In August last year a lot of City types began to sweat quite profusely as they realised a global credit crunch was about to bite them in their collective bums! I can’t imagine a City type saying it, but they probably should have – it was “sh*t-the-bed-time” for those who had gambled more than they could afford to lose.
Great, at the time normal people who don’t have great big mansions in Richmond thought it would just mean bankers would get slightly less than the normal obscene annual bonuses they usually get. No harm there then. Unfortunately Northern Rock had been hedging one too many bets and its finances fell apart. All of a sudden the business press had a big juicy story they could sink their teeth into – and didn’t they just.
I have been out of financial PR for a year, but still keep an eye on “The City” and do the odd bit of financial PR for my current firm. Since Northern Rock collapsed in the summer, I have helped two (without wanting to say which) enormous companies, which are intrinsically linked to the global economy, announce a couple of sets of results each. On every occasion they have received very little coverage and I have been left scratching my head. Was it my poor work, was it that larger companies announced on the same day, has the world gone recession mad?
The answer, I think, came to me at a recent Gorkana breakfast. The editor of the business section of a particular paper was pretty much frothing at the mouth when he spoke about the credit crunch. The Northern Rock story had provided the opportunity for the business journos to cover front-end stories and they loved it! During the traditionally slow August/Septermber season, the business journos were regularly contributing to the front-end of the paper and saw their stock (unlike the companies they were writing about) soar.
I’m not denying that there has been / is a crisis in the credit markets, but to the extent that we are now facing a global recession? I have my doubts.

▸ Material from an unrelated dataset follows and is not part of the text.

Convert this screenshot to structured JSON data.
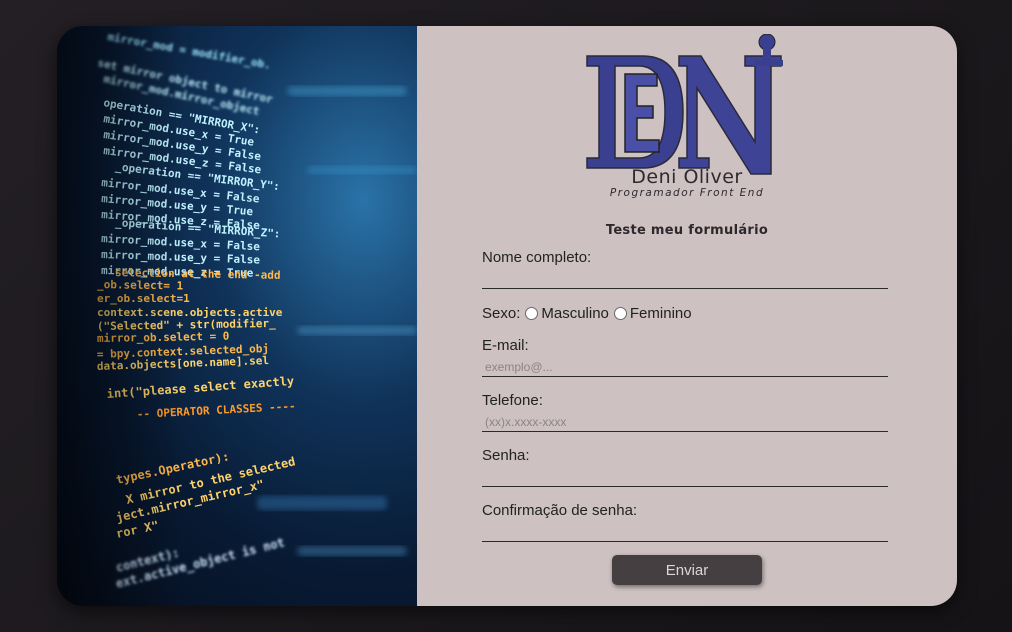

The scaremongering has relentlessly followed us through the winter and is still here in late February. Admittedly, some companies have reported weaker than normal results and have revised targets for the next twelve months. However, as I say, there are many companies which are doing unbelievably well at the moment and not a jot is being written about them. As I sat there at the Gorkana breakfast I asked my self why? I will let you decide the answer.